■ Input material:
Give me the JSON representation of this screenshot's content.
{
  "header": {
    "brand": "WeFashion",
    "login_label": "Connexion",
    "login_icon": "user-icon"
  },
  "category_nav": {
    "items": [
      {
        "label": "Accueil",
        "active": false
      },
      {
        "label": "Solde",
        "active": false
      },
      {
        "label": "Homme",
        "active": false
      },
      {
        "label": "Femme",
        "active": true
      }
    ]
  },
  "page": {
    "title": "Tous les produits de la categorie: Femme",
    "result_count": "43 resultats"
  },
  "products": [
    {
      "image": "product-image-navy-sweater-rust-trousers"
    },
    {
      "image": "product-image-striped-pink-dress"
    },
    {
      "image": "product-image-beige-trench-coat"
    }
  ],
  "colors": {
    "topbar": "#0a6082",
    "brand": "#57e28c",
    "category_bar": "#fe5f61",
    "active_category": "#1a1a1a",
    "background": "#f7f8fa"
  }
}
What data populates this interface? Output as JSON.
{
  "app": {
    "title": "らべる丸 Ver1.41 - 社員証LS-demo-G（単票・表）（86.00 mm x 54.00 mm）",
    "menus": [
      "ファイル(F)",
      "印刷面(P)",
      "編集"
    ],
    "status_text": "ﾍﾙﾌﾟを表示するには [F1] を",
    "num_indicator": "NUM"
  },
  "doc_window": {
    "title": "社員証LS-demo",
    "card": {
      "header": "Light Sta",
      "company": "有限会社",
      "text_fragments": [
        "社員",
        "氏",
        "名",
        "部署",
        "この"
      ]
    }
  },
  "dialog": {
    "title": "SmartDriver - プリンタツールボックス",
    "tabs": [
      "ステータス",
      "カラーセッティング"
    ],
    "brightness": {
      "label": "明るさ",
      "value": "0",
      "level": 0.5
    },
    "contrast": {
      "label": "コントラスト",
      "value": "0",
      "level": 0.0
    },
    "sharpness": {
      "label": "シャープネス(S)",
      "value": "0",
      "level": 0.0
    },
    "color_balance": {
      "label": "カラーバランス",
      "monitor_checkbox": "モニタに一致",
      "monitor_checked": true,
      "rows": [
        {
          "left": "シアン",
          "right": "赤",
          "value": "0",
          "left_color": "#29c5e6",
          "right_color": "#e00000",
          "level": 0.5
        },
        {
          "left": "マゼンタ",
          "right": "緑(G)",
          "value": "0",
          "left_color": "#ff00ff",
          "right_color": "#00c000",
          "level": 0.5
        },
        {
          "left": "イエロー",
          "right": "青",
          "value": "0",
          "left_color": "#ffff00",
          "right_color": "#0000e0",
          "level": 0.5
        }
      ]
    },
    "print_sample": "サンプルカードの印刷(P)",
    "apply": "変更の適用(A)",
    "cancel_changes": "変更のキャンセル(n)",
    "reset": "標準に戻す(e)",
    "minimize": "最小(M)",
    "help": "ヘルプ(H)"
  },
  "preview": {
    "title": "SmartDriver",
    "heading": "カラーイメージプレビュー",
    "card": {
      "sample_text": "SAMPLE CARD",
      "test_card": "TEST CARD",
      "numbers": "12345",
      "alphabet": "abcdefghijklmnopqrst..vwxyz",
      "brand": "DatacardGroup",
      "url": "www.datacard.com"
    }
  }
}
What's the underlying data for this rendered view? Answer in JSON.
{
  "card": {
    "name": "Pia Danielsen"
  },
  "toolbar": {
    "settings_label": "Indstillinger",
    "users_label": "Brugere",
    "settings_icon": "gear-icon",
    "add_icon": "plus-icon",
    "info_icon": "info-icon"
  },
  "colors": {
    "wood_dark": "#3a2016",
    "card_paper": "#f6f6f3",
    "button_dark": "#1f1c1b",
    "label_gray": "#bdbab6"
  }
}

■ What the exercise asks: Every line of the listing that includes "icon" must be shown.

■ Reply:
    "login_icon": "user-icon"
    "settings_icon": "gear-icon",
    "add_icon": "plus-icon",
    "info_icon": "info-icon"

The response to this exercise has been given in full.